The new plan touches both public and private systems, requiring certain key critical infrastructure companies to draw up cybersecurity risk mitigation plans on one hand, and updating the Federal Information Security Management Act (FISMA), which regulates internal government cybersecurity, on the other.
The proposal comes at a time when dozens of pieces of cybersecurity legislation are circulating on Capitol Hill, including comprehensive bills that cover just as much ground as the White House plan. Congressional leadership has indicated a desire to push cyber legislation through Congress this year, and several members of Congress have blamed a delay on passage of comprehensive legislation--proposals have been languishing for years--on the White House's lack of a plan.
"We recognize that this is the beginning of a discussion with the Congressional leadership," a senior White House official said Thursday on a background call with reporters. "We look forward to enacting legislation this year."
Even with the White House plan now on the table, there's still much work to be done if Congress truly hopes to get a bill on the president's desk by year's end.

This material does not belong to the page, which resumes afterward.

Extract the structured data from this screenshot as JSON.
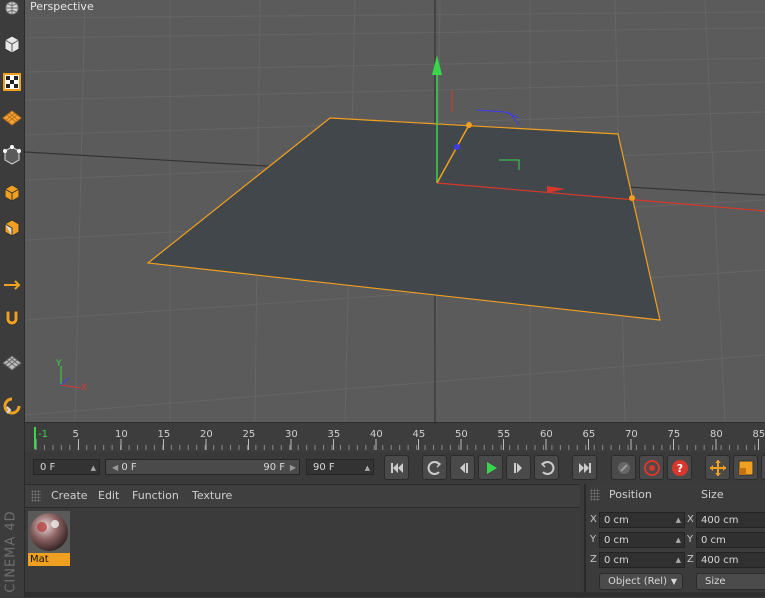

The Republican-led House of Representatives and Democrat-controlled Senate remain at arms over several issues, including the balance of power on cybersecurity issues between the military and the Department of Homeland Security, and whether a comprehensive legislative overhaul should be accomplished in pieces or in one massive bill.
DHS, which already has a key role in government cybersecurity, plays a big part in White House plans, as well as in the primary Senate plans, both in critical infrastructure protection and in securing federal government networks. For critical infrastructure, which is increasingly coming under cyber attacks, the bill clarifies the ability of companies to share information with DHS, and allows DHS a broad, though voluntary on the part of the private sector, role in assisting critical infrastructure companies with their cybersecurity needs.
For the most critical infrastructure, which DHS would identify, the department would draw up a set of risks that the industry would need to mitigate, and private enterprise would be responsible for developing cybersecurity plans to address those risks, providing those plans to DHS, getting those plans audited by a third party, and making high-level overviews of the plan available to the public.
The proposal also includes a national data breach reporting standard aimed at "simplifying and standardizing" a patchwork of 47 state data breach reporting laws, and would provide for harsher mandatory minimum punishments for cyber criminals, particularly those responsible for intrusions into critical infrastructure networks.
Civil liberties groups have raised concerns that comprehensive legislation might include some sort of "kill switch" that could enable the President to switch parts of the Internet off at will. However, no such new cybersecurity authority is sought for the President in the White House proposal.
Privacy protection also is built into the plan. DHS would be required to develop privacy and civil liberties procedures that would be overseen and signed off on by the Attorney General, and companies wanting to share information with the government must first make reasonable efforts to remove any identifying information unrelated to cyber threats.
The White House plan also focuses on internal government cybersecurity. For example, it would update FISMA to include provisions on continuous monitoring, and codify DHS' role in managing federal civilian agency cybersecurity. The plan would also make it easier for DHS to hire cybersecurity talent, and permit "expert exchanges" between the government and private companies to share best practices.